**Activity:** Can you find the lines of the listing that include "JSON" and copy every one?
══════════════════════════════
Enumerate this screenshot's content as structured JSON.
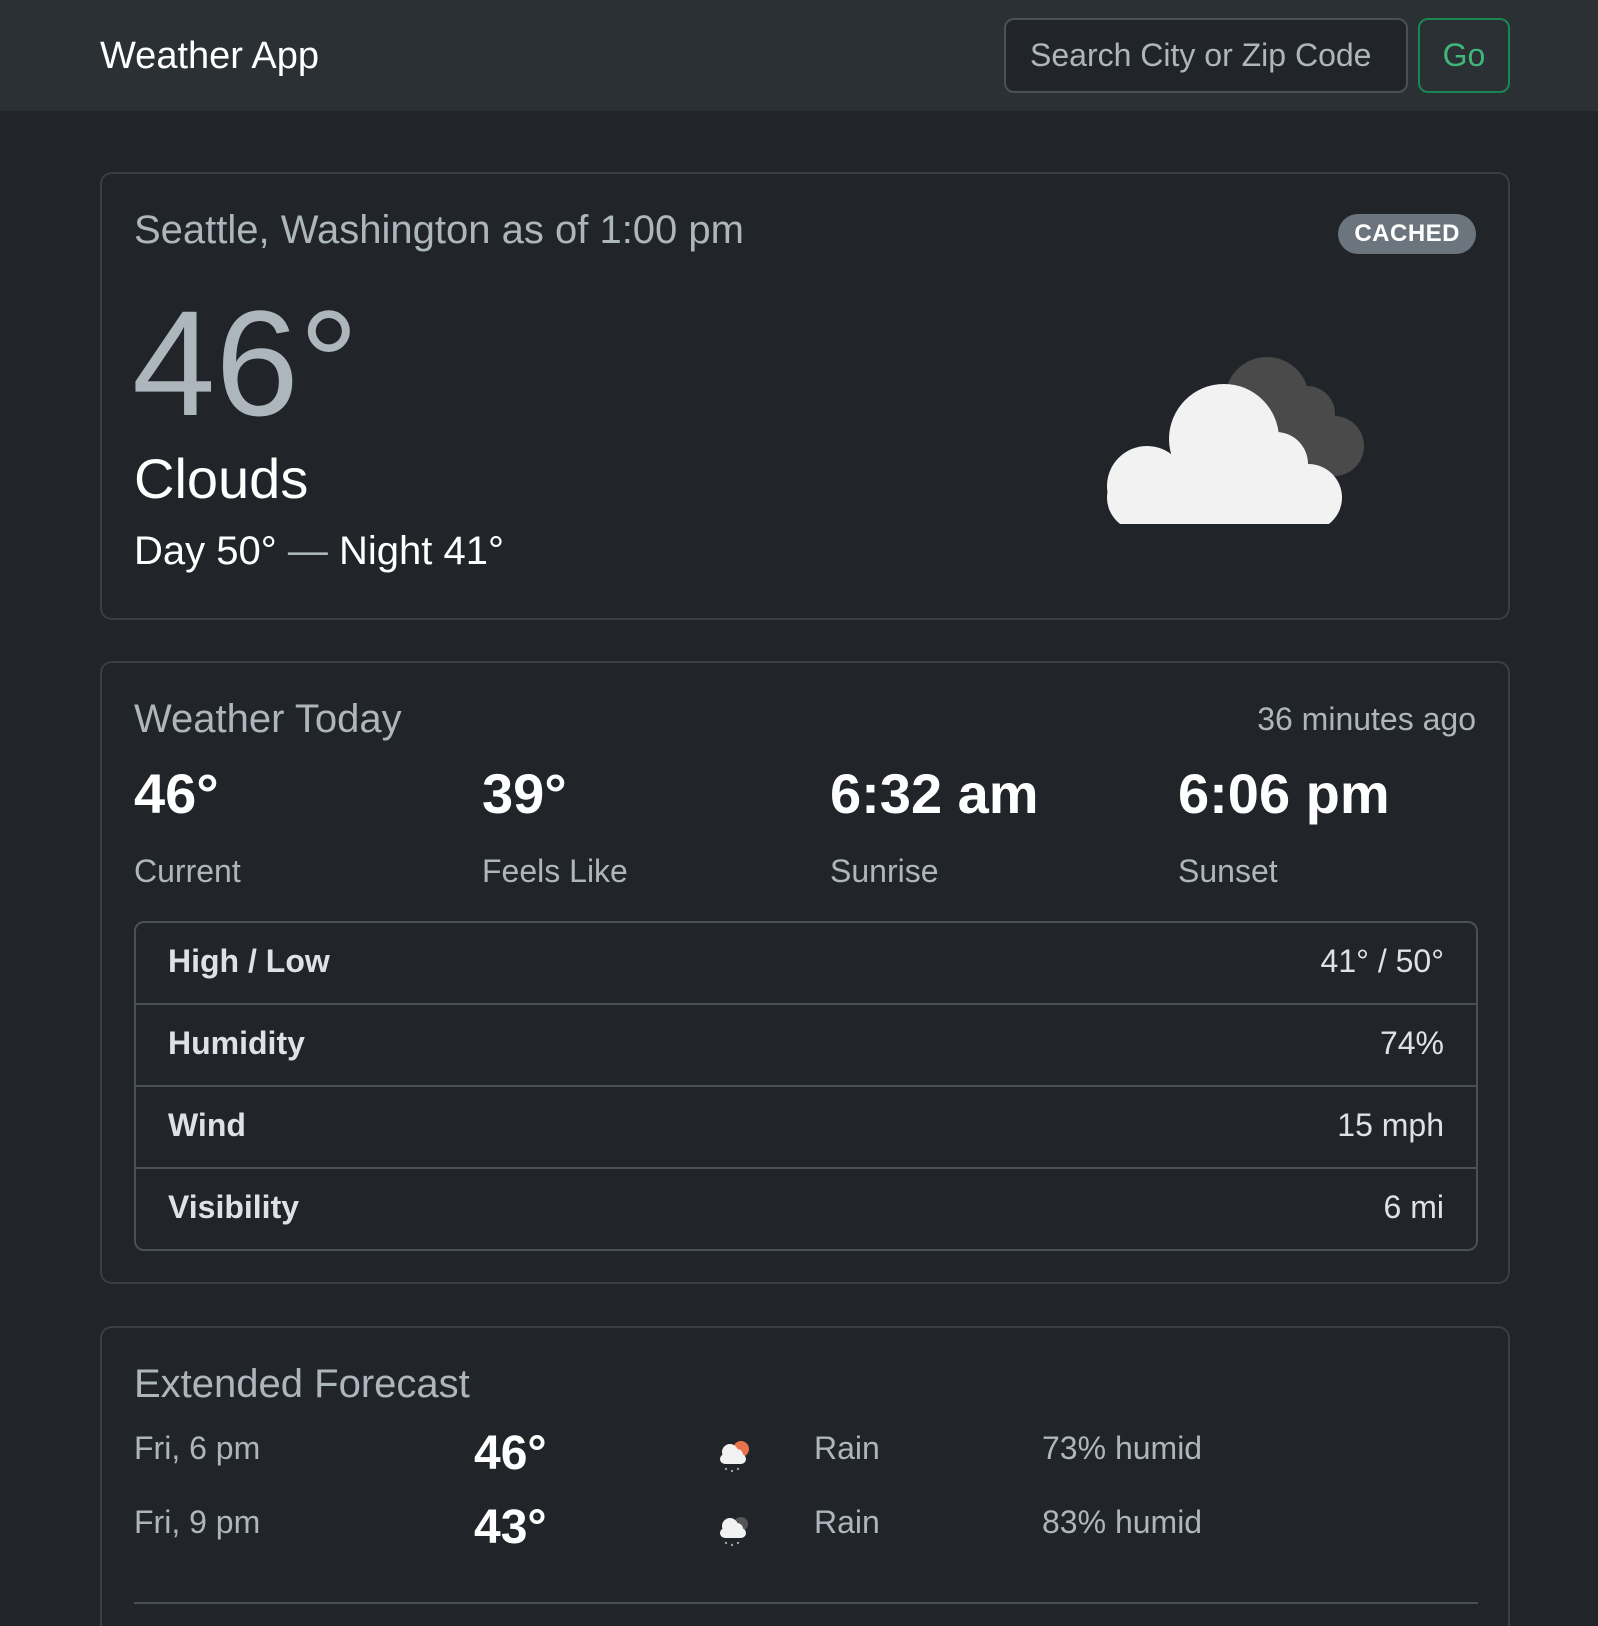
{
  "navbar": {
    "brand": "Weather App",
    "search_placeholder": "Search City or Zip Code",
    "go_label": "Go"
  },
  "current": {
    "title": "Seattle, Washington as of 1:00 pm",
    "badge": "CACHED",
    "temperature": "46°",
    "condition": "Clouds",
    "day": "Day 50°",
    "separator": "—",
    "night": "Night 41°",
    "icon": "cloud-icon"
  },
  "today": {
    "title": "Weather Today",
    "updated": "36 minutes ago",
    "stats": [
      {
        "value": "46°",
        "label": "Current"
      },
      {
        "value": "39°",
        "label": "Feels Like"
      },
      {
        "value": "6:32 am",
        "label": "Sunrise"
      },
      {
        "value": "6:06 pm",
        "label": "Sunset"
      }
    ],
    "details": [
      {
        "label": "High / Low",
        "value": "41° / 50°"
      },
      {
        "label": "Humidity",
        "value": "74%"
      },
      {
        "label": "Wind",
        "value": "15 mph"
      },
      {
        "label": "Visibility",
        "value": "6 mi"
      }
    ]
  },
  "forecast": {
    "title": "Extended Forecast",
    "rows": [
      {
        "time": "Fri, 6 pm",
        "temp": "46°",
        "icon": "rain-day-icon",
        "condition": "Rain",
        "humidity": "73% humid"
      },
      {
        "time": "Fri, 9 pm",
        "temp": "43°",
        "icon": "rain-night-icon",
        "condition": "Rain",
        "humidity": "83% humid"
      }
    ]
  },
  "colors": {
    "background": "#212529",
    "navbar": "#2b3035",
    "accent_go": "#198754",
    "badge": "#6c757d",
    "muted_text": "#adb5bd"
  }
}
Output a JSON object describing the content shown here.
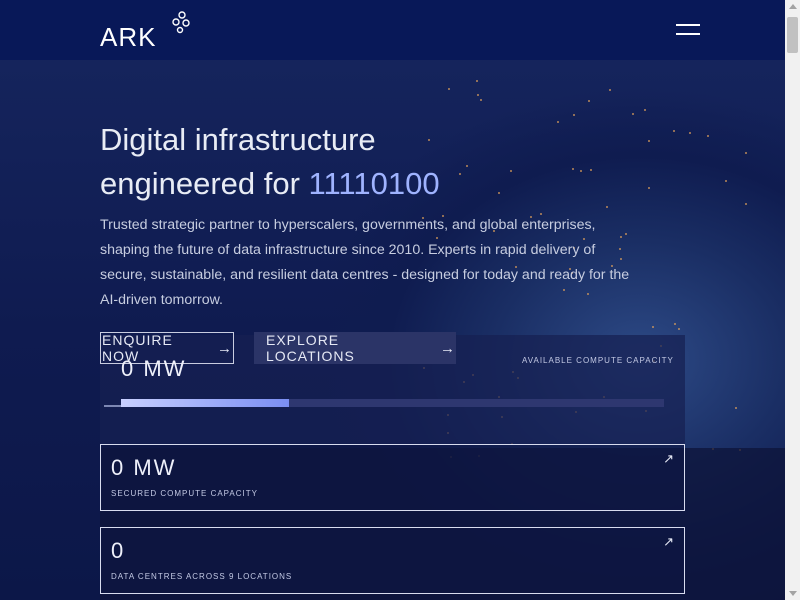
{
  "header": {
    "logo_text": "ARK",
    "menu_icon": "hamburger-icon"
  },
  "hero": {
    "title_line1": "Digital infrastructure",
    "title_line2_prefix": "engineered for ",
    "title_accent": "11110100",
    "description": "Trusted strategic partner to hyperscalers, governments, and global enterprises, shaping the future of data infrastructure since 2010. Experts in rapid delivery of secure, sustainable, and resilient data centres - designed for today and ready for the AI-driven tomorrow."
  },
  "buttons": {
    "enquire_label": "ENQUIRE NOW",
    "explore_label": "EXPLORE LOCATIONS",
    "arrow": "→"
  },
  "capacity": {
    "value": "0 MW",
    "label": "AVAILABLE COMPUTE CAPACITY",
    "progress_fraction": 0.31
  },
  "stats": [
    {
      "value": "0 MW",
      "label": "SECURED COMPUTE CAPACITY",
      "icon": "↗"
    },
    {
      "value": "0",
      "label": "DATA CENTRES ACROSS 9 LOCATIONS",
      "icon": "↗"
    }
  ],
  "colors": {
    "header_bg": "#081858",
    "accent": "#9fb3ff"
  }
}
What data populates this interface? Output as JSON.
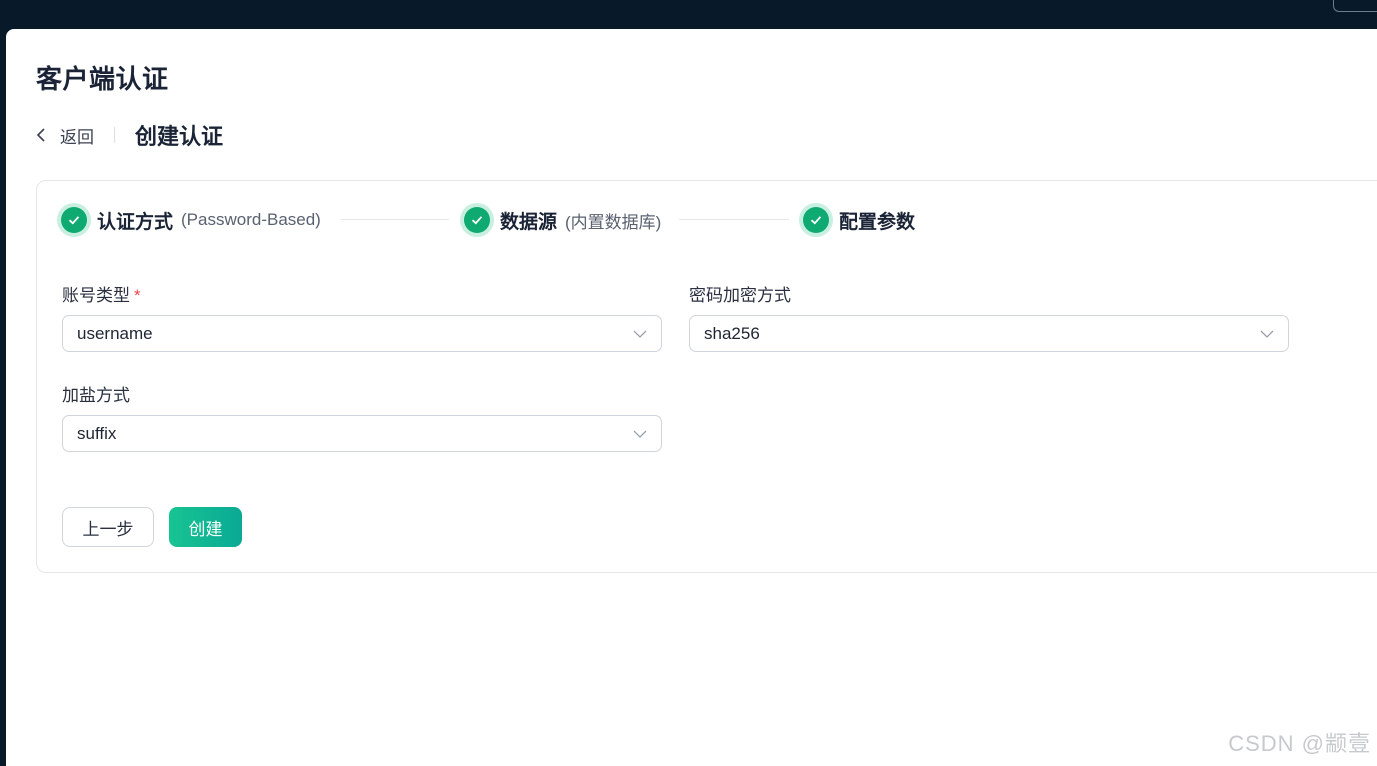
{
  "page": {
    "title": "客户端认证",
    "back_label": "返回",
    "subtitle": "创建认证"
  },
  "steps": [
    {
      "label": "认证方式",
      "sub": "(Password-Based)",
      "status": "done"
    },
    {
      "label": "数据源",
      "sub": "(内置数据库)",
      "status": "done"
    },
    {
      "label": "配置参数",
      "sub": "",
      "status": "done"
    }
  ],
  "form": {
    "account_type": {
      "label": "账号类型",
      "required_mark": "*",
      "value": "username"
    },
    "password_hash": {
      "label": "密码加密方式",
      "value": "sha256"
    },
    "salt_position": {
      "label": "加盐方式",
      "value": "suffix"
    }
  },
  "buttons": {
    "prev": "上一步",
    "create": "创建"
  },
  "watermark": "CSDN @颛壹",
  "colors": {
    "accent": "#0fa972",
    "topbar": "#081a2a",
    "required": "#e5484d"
  }
}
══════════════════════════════
**Response:**
Enumerate this screenshot's content as structured JSON.
Output a JSON object describing the content shown here.
What data populates this interface? Output as JSON.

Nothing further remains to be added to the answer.